I was told that the flooring guys will install and sand the treads and risers for an amount that equals what I would have to charge for three eight hour days. There are 17 treads and 20 risers that must be cut to fit between skirt boards that will be fastened to obviously crooked walls, from what I saw at the jobsite. Does 24 hours labor sound sufficient for this tread and riser installation? I also need to mention that I was able to inspect the tread and riser material and it has fairly serious planer tear out on both faces of most of the stock. What is the stair maker抯 responsibility in regards to the sanding of the treads and risers?
It seems apparent to me that it would be easier to sand the riser material before installation. The riser material came in straight lined one edge and rough on the other. The tread is full bull nosed one edge. The flooring guys can apparently sand the treads after laying them even into the corners. I don抰 have equipment to do it that way so my solution is to bring all treads and risers to my friend抯 shop. He allows me to use his wide belt sander. It would cost me three hours labor to transport and sand the material.
I know a lot of you will be tempted to tell me to run from this job because of the unremovable tread situation, but I still see it as an opportunity to break into stair work.
Also, I could use a ballpark estimate of the hours needed to install the hand railing for this stair. The main section consists of 12 risers and 11 treads. They want handrail on both walls with returns (gooseneck) at the top and bottom and then the inside wall to have handrail continuous around the corner at the landing. They want hand rail on all walls of the rectangular landing as well. At the landing there is a doorway with a flight of stairs to the left as you descend the main stair with four risers and three treads, open on the left side and they want an inexpensive baluster and newel post. Around the right hand corner of the landing is the rest of the main stair (closed both sides) and it has four risers and three treads and will need returns with goosenecks at the bottom.
I know I will lose money due to my inexperience but I would sure appreciate a pro抯 ball park amount of hours for this handrail. There are no balusters or newels except on the doorway stair which is a wall on the right and open on the left with a between-the-posts installation on a rectangular section balusters and newel. All the rest of the stair is closed on both sides and gets a skirt board.
You mentioned sanding, etc. in some of your earlier posts. We always pre-finish our risers, treads, and skirt boards so that work isn't included in my 2 day estimate. Also, if you start dadoing, that will add some time. If you can't remove the temporary treads, it is going to be very difficult, if not impossible, to screw the riser into the back of the tread, so you might want to go the dado route.
Is the underside of the stairway accessible? If it is, then you could drive some 1-1/4" screws from underneath through your underlayment and into your treads. You wouldn't have any nail holes then. I'm guessing the underside is plastered already.
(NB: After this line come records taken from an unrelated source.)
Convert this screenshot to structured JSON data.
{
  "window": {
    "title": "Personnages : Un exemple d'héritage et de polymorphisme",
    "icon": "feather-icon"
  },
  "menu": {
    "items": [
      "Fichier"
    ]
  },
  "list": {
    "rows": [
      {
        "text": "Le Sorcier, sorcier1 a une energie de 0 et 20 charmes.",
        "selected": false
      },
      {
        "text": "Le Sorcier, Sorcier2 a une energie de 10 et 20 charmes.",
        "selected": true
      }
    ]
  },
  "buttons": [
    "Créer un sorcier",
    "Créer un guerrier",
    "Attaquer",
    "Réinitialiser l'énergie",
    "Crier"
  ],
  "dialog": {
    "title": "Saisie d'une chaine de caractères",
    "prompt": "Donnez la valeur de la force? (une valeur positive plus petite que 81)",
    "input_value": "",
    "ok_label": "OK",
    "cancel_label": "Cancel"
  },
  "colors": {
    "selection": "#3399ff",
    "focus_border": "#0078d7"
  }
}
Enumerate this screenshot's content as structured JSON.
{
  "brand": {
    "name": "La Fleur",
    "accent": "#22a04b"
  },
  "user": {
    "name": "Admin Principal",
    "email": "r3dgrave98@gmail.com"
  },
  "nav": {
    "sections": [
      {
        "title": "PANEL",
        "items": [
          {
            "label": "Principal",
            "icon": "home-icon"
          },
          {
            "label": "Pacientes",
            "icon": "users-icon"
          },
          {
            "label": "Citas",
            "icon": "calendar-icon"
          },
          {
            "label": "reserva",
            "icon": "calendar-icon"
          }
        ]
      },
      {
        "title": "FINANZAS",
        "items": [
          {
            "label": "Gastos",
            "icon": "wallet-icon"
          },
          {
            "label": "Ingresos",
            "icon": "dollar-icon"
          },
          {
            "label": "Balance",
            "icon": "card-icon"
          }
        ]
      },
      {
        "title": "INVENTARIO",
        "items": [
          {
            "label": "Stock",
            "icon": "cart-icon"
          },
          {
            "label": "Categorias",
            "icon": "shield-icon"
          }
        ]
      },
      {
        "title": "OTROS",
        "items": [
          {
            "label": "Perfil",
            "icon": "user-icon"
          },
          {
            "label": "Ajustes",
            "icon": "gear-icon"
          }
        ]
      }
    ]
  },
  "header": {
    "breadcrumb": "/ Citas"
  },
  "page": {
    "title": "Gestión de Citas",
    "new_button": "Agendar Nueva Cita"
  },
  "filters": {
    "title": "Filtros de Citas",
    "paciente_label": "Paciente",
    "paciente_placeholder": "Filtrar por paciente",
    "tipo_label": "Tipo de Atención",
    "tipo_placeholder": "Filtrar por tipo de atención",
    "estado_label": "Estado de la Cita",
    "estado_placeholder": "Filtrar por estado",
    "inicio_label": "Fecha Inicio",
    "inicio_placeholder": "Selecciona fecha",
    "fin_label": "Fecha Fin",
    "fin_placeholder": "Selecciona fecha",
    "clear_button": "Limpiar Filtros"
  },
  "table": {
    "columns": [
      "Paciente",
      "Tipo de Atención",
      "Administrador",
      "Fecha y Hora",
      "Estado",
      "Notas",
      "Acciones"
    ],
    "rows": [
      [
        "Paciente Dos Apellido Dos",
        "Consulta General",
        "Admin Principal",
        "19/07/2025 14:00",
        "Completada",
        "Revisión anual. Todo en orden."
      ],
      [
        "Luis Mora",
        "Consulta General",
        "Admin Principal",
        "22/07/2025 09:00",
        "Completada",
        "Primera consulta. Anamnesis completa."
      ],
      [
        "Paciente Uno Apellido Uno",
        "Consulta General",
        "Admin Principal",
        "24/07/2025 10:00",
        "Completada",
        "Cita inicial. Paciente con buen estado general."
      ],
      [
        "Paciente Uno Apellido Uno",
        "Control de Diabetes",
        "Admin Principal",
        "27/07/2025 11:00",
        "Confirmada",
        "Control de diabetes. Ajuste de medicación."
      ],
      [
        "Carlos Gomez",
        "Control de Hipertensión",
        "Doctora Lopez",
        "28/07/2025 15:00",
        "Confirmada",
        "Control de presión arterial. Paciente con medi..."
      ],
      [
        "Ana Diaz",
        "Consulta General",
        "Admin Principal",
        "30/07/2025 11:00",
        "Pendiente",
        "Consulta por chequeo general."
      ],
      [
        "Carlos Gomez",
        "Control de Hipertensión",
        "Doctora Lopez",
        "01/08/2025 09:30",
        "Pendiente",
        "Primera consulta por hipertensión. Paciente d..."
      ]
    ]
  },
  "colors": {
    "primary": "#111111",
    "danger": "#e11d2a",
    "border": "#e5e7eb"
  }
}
Install the next tread/riser combination the same way, but use finish screws from front of riser into back edge of the dado in tread, and continue in same fashion all the way up. This way you are relying on your joinery and not the nailed framing of the rough carpenters. You will not need to take apart their work. You should end up with a space 1/8 to 1/4" space between the side kick board and the sheet rock wall which you will have to trim. The holes in the riser will need to be filled or plugged. Remember, you only tacked the kick board so you can make small adjustments to it as you work your way up.